- You might want to focus on your degree as you determine what particular career path you want to take after graduating.
4. To further your personal style pursue a Master’s degree in composition. While employers typically only look for composers with a Bachelor’s degree, if you would like to hone in on your own style of composing music you can obtain a Master’s in composition. You’ll most likely be composing a 30-minute piece and being asked to execute it before graduating.
Finding a Job
1. Build your career portfolio online. Impressing future employers would be much easier if you are willing to show them an example of what you have done in the past.

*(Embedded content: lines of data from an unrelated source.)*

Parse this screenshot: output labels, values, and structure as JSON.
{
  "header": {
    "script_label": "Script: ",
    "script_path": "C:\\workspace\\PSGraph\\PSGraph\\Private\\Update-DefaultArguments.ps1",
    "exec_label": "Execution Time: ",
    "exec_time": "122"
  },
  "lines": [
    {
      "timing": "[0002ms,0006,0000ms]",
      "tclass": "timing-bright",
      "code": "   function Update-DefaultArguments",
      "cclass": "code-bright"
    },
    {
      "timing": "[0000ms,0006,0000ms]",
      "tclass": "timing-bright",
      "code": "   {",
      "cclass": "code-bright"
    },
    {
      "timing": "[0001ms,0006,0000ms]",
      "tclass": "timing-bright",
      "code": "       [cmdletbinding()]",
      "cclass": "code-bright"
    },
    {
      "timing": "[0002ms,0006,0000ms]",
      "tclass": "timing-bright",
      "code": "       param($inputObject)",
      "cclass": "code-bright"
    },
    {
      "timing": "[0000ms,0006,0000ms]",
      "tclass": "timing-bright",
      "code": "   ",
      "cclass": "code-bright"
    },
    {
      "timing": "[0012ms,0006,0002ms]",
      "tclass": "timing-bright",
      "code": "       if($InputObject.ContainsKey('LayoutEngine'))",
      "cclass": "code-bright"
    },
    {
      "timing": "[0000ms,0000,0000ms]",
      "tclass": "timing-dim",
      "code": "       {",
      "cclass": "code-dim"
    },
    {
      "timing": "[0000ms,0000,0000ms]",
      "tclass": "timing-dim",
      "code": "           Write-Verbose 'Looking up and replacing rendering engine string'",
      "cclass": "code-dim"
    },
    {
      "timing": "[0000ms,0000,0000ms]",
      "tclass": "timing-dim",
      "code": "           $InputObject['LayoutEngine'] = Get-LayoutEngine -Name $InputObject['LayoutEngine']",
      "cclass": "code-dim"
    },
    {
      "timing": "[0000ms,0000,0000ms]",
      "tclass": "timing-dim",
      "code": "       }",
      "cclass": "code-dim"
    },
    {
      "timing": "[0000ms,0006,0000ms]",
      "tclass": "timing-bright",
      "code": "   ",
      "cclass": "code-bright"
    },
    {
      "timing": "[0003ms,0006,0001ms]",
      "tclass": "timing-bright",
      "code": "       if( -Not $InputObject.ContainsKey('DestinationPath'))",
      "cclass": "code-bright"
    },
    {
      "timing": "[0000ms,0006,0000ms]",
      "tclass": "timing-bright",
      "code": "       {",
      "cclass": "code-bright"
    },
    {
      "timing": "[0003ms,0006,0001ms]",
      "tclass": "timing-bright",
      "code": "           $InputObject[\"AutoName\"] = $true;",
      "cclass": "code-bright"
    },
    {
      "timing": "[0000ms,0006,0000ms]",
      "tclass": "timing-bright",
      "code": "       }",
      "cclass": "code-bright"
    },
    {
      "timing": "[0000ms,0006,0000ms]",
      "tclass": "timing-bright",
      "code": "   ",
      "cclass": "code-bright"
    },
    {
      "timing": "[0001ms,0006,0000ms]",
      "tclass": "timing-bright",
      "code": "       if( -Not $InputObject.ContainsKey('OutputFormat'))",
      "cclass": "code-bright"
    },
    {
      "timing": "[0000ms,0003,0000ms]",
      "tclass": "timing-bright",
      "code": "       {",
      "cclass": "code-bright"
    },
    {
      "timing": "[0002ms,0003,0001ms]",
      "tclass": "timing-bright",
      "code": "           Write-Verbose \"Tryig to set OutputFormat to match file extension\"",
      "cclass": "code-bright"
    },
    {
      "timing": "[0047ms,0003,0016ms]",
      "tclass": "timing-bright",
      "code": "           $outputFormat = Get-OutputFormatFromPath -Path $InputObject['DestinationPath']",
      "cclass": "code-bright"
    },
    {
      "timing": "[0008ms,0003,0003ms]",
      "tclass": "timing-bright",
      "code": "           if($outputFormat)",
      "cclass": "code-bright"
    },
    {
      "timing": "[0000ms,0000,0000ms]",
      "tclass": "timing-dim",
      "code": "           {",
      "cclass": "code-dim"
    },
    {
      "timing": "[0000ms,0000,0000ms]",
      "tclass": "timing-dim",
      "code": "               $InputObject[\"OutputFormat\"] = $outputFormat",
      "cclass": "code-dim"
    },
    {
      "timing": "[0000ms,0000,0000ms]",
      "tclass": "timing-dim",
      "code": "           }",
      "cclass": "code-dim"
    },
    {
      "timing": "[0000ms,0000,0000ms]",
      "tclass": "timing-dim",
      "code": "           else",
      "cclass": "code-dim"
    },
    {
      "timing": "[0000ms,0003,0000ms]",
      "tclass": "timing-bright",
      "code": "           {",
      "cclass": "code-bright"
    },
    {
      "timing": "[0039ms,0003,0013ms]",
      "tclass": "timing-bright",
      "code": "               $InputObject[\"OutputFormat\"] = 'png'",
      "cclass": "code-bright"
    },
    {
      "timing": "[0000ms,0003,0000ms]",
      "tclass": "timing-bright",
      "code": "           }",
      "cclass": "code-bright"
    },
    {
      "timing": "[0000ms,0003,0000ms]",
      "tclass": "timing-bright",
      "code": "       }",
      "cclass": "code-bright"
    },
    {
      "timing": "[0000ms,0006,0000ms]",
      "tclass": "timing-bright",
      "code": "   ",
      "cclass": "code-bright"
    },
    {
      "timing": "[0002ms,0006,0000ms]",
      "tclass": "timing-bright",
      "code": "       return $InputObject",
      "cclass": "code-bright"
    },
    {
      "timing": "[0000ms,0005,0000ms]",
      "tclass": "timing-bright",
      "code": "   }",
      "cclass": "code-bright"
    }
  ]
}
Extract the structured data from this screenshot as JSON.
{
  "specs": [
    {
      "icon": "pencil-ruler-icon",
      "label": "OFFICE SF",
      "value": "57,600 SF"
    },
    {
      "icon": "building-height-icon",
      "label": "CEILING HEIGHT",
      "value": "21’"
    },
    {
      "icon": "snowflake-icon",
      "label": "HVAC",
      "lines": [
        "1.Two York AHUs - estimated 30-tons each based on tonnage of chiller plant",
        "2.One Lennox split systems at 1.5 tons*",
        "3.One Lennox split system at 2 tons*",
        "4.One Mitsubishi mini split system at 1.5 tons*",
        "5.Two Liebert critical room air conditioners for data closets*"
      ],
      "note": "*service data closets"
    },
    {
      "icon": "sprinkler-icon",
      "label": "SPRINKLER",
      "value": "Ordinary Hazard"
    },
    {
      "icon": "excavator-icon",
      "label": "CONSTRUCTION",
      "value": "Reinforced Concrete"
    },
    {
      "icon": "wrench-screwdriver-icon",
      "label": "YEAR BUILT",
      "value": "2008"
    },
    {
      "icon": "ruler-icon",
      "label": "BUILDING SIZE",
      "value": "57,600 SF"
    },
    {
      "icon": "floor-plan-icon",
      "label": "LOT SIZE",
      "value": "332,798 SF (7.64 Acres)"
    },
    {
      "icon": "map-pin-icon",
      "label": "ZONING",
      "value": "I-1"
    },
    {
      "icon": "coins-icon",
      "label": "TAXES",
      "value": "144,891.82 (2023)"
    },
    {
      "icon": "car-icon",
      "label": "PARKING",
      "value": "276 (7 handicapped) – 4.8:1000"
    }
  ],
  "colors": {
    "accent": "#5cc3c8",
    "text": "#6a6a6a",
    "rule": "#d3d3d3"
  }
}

Build yourself a simple website and list any and all of the projects you’ve worked on or completed.
- To please your future employers, select videos and compositions which are your best work.
2. Look online for job offers. Many film studios and video game firms will post online employment opportunities. Keep an eye out in your area for job openings, and try to apply to as many opportunities as possible. California companies also tend to recruit new people for jobs, because they are close to Hollywood.
- Even if you don’t live close to any major movie studios, you could find remote work from your phone.
3. Get a practicum to get your foot in the door. Some companies do not have any real work openings but many of them will have free internships. Practices usually don’t pay well, but they will let you expose your work to people and prove you ‘re a good worker. Apply for internships, although they aren’t exactly what you’d like to do in the long term. This may later potentially move you into an actual job.
4. Take some job that you can get to play. As soon as you start searching, you may not find your dream job, and that’s good. Try to take as many jobs as you can when you start, to gain experience, even if they don’t pay the best. You can add any work you do to your portfolio.
- Be careful about jobs that don’t pay anything at all, or promise exposure. Your time is valuable, and even if you are just starting out, you should be paid for your work.